### [What is expected]
The records underneath are to be repeated exactly, with the pictures left out.

:: Entries shown ::

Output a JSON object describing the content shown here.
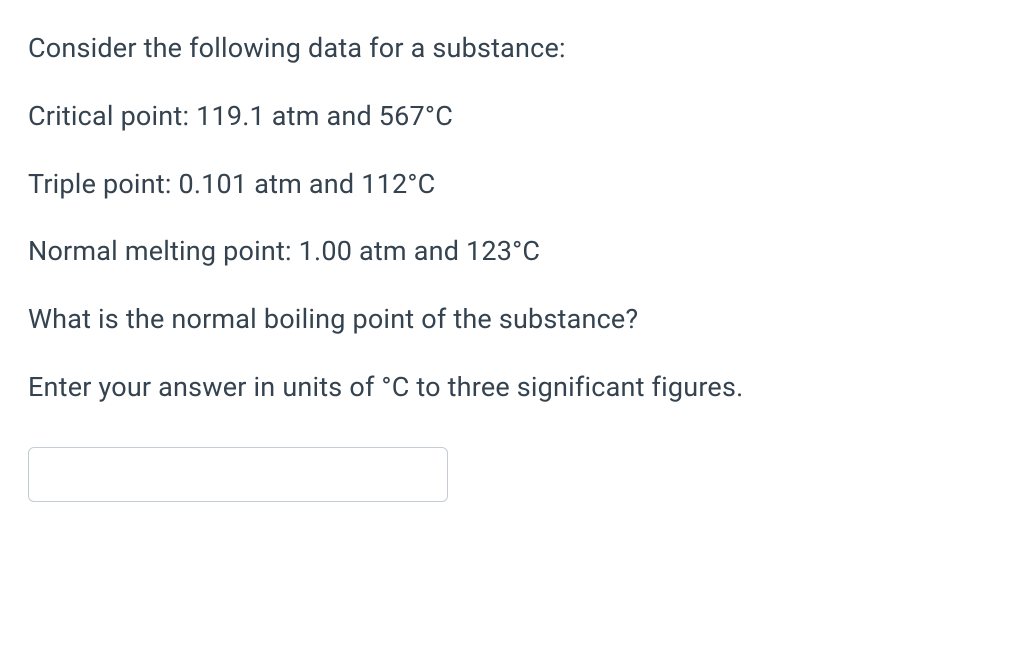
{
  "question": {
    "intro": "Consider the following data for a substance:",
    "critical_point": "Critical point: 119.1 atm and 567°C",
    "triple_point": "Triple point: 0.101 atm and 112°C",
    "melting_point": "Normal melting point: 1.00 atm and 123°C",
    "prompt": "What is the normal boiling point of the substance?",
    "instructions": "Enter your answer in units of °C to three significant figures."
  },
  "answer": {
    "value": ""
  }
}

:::

### [Result for this exercise]
Output a JSON object describing the content shown here.
{
  "question": {
    "intro": "Consider the following data for a substance:",
    "critical_point": "Critical point: 119.1 atm and 567°C",
    "triple_point": "Triple point: 0.101 atm and 112°C",
    "melting_point": "Normal melting point: 1.00 atm and 123°C",
    "prompt": "What is the normal boiling point of the substance?",
    "instructions": "Enter your answer in units of °C to three significant figures."
  },
  "answer": {
    "value": ""
  }
}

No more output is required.